Kimi noticed that she was losing the thread of what Beth was saying, having heard it all so many times before. She looked up, and saw Corsac gazing at her. The young woman was resting her chin on her hand, a vulpine smile on her lips. Corsac indicated Beth behind her back with the barest movement of her eyebrows, and then stifled a small yawn.
Chiding herself for ignoring someone, Kimi brought her attention back to what Beth was saying. Luckily, Beth was so wrapped up in her own words that she hadn’t noticed anything amiss.
‘So now, the school is saying that if Jason’s grades don’t improve, there’s a chance that he could be held back a year.’ She sounded hopelessly defeated, ‘I don’t know how to make them see that he’s really a very smart boy, he just needs a better environment.’
Kimi was nodding sympathetically, just letting her talk. ‘I’m sure that it won’t come to that,’ she said, soothingly, ‘If he’s as smart as you say he is, I’m sure that he’ll be able to recognise the consequences of his behaviour and adjust his actions accordingly.’
Beth was looking down at her tea, but was listening and nodding attentively to every word that Kimi said. ‘You’re right,’ she said after taking a sip, ‘And he is very smart. You know, his piano teacher says that he’s one of the most gifted students that she’s ever worked with.’
Kimi nodded approvingly, then indicated the plate between them, ‘Try one of the higashi.’
Beth blew her nose on a napkin, and then reached for the candy. She chewed it thoughtfully, with small and dainty bites.
‘In my experience,’ said Kimi, her voice unhurried and soothing, ‘Children of Jason’s age are still discovering what is and what is not acceptable. As long as you’re there and you’re able to guide him, I’m certain that things will turn out fine.
Beth was nodding. Holding a hand to her mouth to mask that she was still chewing, she said ‘You are so right, you are so right.’
Beth’s shoulders sagged and she slumped into the back of the chair, as if being released from some restraints. She finished the higashi.
‘That was amazing, Kimi,’ she said after wiping her mouth, ‘How are you so talented?’
Kimi laughed warmly, ‘Practise.’
The two talked for a little while longer while Beth finished the tea. They spoke of Beth’s other friends and family members, and Kimi noticed that the anxiety was no longer present in Beth’s voice. They once or twice even spoke about Jason again, but when she did her tone was merely vexed instead of upset.

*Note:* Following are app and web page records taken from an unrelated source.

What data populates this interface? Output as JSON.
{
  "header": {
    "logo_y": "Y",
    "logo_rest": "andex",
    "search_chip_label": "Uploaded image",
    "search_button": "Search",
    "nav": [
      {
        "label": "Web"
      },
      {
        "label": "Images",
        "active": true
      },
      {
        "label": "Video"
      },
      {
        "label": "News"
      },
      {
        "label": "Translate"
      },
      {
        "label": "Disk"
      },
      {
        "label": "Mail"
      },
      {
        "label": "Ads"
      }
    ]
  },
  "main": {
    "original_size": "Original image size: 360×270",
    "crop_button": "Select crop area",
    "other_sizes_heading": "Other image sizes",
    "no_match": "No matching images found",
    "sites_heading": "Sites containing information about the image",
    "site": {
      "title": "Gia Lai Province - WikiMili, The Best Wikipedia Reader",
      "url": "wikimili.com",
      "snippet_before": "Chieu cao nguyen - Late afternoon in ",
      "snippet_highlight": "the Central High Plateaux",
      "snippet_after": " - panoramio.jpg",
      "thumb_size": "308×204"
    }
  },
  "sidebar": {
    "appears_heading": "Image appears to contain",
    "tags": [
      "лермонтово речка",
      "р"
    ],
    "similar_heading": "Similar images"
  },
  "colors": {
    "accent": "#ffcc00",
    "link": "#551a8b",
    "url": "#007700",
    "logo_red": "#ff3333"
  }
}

This, Kimi had often reflected, was her store’s major selling point. It was relatively small compared to the others on the street it was situated on, and it was one of those stores that seemingly had no fixed product. One wall was lined with flowers, houseplants, and even a few indoor vegetable plants. Another corner of the store carried gifts, fixtures, candles, and other such knickknacks. In the corner next to the counter, Kimi had arranged numerous garden chairs and tables, to create a small space where customers could enjoy a cup of tea and a snack. The conversations were what brought people back though.
‘Well, I’m going to have to go,’ said Beth, after finishing the last dregs of jasmine tea, ‘There are a thousand and one things I need to do downtown before I pick up Jason from school.’

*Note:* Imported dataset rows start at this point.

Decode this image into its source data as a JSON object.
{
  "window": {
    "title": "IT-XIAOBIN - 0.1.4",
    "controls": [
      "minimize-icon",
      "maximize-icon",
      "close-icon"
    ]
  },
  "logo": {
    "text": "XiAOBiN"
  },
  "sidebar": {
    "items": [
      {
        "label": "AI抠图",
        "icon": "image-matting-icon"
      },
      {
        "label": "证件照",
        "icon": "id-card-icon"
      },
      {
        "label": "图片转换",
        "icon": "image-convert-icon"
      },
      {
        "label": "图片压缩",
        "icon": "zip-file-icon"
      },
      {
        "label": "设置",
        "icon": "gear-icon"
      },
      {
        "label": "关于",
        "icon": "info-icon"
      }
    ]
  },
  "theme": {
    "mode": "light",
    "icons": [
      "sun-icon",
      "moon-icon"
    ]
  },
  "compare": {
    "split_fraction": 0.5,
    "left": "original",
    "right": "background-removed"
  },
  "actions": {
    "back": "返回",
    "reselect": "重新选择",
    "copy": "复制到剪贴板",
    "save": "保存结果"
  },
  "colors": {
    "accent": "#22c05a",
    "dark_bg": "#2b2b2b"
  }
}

She payed Corsac and left the store with a chorus of goodbyes, well-wishes, and promises that she would be back again soon. Kimi didn’t doubt it.
When she had left, Corsac turned to Kimi with the same smile that she had worn earlier. In her lilting, lyrical Japanese, Corsac said, ‘You know, from what I hear of him, I think I like that boy of hers.’
Kimi barely looked up at her, ‘And why is that, Corsac?’
‘I have an admiration for a boy who, when told he is gifted and good, proceeds to defy expectations and behave like a brute.’
‘It is a difficult age,’ said Kimi, as she stacked up the plate and cup, ’Children are learning their limitations, which is never a pleasant discovery. He shall grow out of it.’
Corsac chuckled slightly, ‘I should hope so. For as long as he finds more limitations, I predict you shall find yourself short of jasmine tea.’